Elyor Ganiev /UN Photo/Rick Bajornas/
Tashkent, Uzbekistan (UzDaily.com) --
Ethnic tensions between Uzbeks and Kyrgyz since deadly clashes last year will not be resolved until there is a full investigation into the violence and the perpetrators are punished, Uzbekistan’s Deputy Prime Minister and Foreign Minister Elyor Ganiev told the General Assembly on 26 September.
Elyor Ganiev told the Assembly’s annual general debate that the clashes of June 2010 have become “a serious challenge to peace and stability in the Central Asian region.”
Hundreds of people were killed amid inter-ethnic clashes focused mainly in southern Kyrgyzstan, and an estimated 375,000 others were displaced from their homes.
Kyrgyzstan set up an inquiry commission into the violence and last week Secretary-General Ban Ki-moon, in a meeting with Kyrgyz President Roza Otunbaeva, encouraged the country to implement the recommendations contained in the commission’s report.
But Mr. Ganiev said that “no political and legal findings were made to date with regard to all those forces and specific individuals who ordered, organized and perpetrated the crimes.
“Until these investigations are not carried out up to the end and the perpetrators – irrespective of their nationality, background and position – are not punished, it is difficult to expect the restoration of trust and cooperation between the Uzbek community and the Kyrgyz.”
Speaking about environment issues, he said that the socio-economic development not only of Uzbekistan but the entire Central Asian region is influenced by the environmental disaster of the Aral Sea which is practically for over the period of one generation turned from once one of the unique and most beautiful seas into a drying and disappearing pond.
“Today the Aral Sea basin has faced a set of not only ecological, but also the socio-economic and demographic problems of the planetary consequences. The UN Secretary General Mr. Ban Ki- moon was personally convinced of it while visiting the Aral Sea last year,” he said.
Uzbek Foreign Minister said: “In these circumstances the attempts to implement the projects on construction of the giant hydro facilities at the upper stream of the Amudarya and Syrdarya rivers is counterproductive and dangerous.

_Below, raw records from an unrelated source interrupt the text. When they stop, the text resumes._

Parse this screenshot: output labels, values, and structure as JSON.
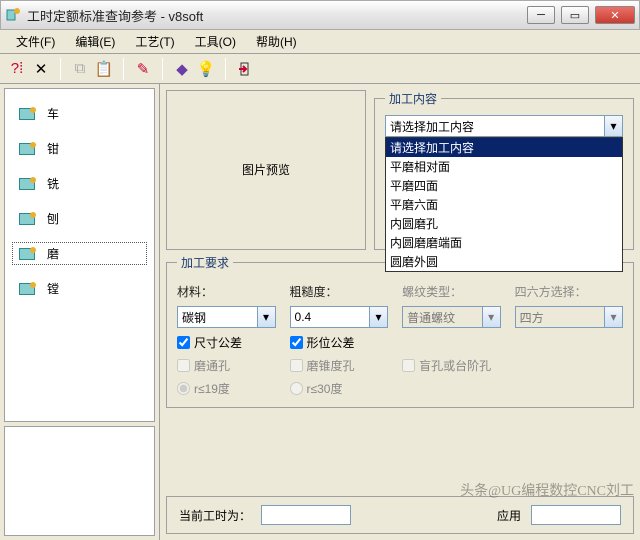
{
  "window": {
    "title": "工时定额标准查询参考 - v8soft"
  },
  "menu": {
    "items": [
      {
        "label": "文件(F)"
      },
      {
        "label": "编辑(E)"
      },
      {
        "label": "工艺(T)"
      },
      {
        "label": "工具(O)"
      },
      {
        "label": "帮助(H)"
      }
    ]
  },
  "sidebar": {
    "items": [
      {
        "label": "车"
      },
      {
        "label": "钳"
      },
      {
        "label": "铣"
      },
      {
        "label": "刨"
      },
      {
        "label": "磨"
      },
      {
        "label": "镗"
      }
    ],
    "selected_index": 4
  },
  "preview": {
    "caption": "图片预览"
  },
  "processing": {
    "legend": "加工内容",
    "placeholder": "请选择加工内容",
    "dropdown_open": true,
    "options": [
      "请选择加工内容",
      "平磨相对面",
      "平磨四面",
      "平磨六面",
      "内圆磨孔",
      "内圆磨磨端面",
      "圆磨外圆"
    ]
  },
  "requirements": {
    "legend": "加工要求",
    "material_label": "材料：",
    "material_value": "碳钢",
    "roughness_label": "粗糙度：",
    "roughness_value": "0.4",
    "thread_label": "螺纹类型：",
    "thread_value": "普通螺纹",
    "square_label": "四六方选择：",
    "square_value": "四方",
    "dim_tol": "尺寸公差",
    "geo_tol": "形位公差",
    "thru_hole": "磨通孔",
    "taper_hole": "磨锥度孔",
    "blind_hole": "盲孔或台阶孔",
    "angle19": "r≤19度",
    "angle30": "r≤30度"
  },
  "footer": {
    "current_label": "当前工时为：",
    "apply_label": "应用"
  },
  "watermark": "头条@UG编程数控CNC刘工"
}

Since, they pose serious threats to public safety both in terms of environmental, social and anthropogenic risks and maintaining the volume and regime of the river flow.
“In addressing the problems arising in this regard, we proceed from the fact that any action on using the resources of transboundary rivers must take into account the interests of all states located in their basin and on the basis of international law. This, in particular, the United Nations Conventions on the Protection and Use of Transboundary Watercourses and International Lakes of 17 March 1992 and on the Law of the Non-Navigational Uses of International Watercourses of 21 May 1997,” he added.

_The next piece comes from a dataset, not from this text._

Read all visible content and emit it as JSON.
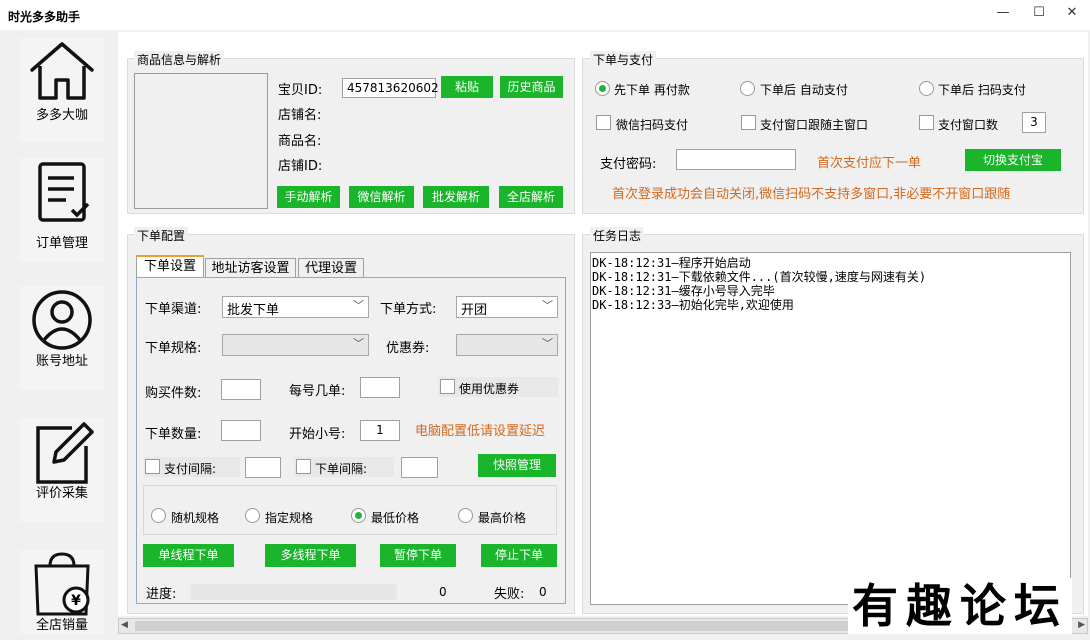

“We do not ignore the rights of the upper stream countries to develop their hydropower sector. In our view, it would be rather rational and safer to build the cascades of small hydropower facilities with the same total capacity of power generation,” Elyor Ganiev stated.
Elyor Ganiev said: “The position of our country not only fully goes in line with the international law and the rules in this area, but not least, comes out of them”.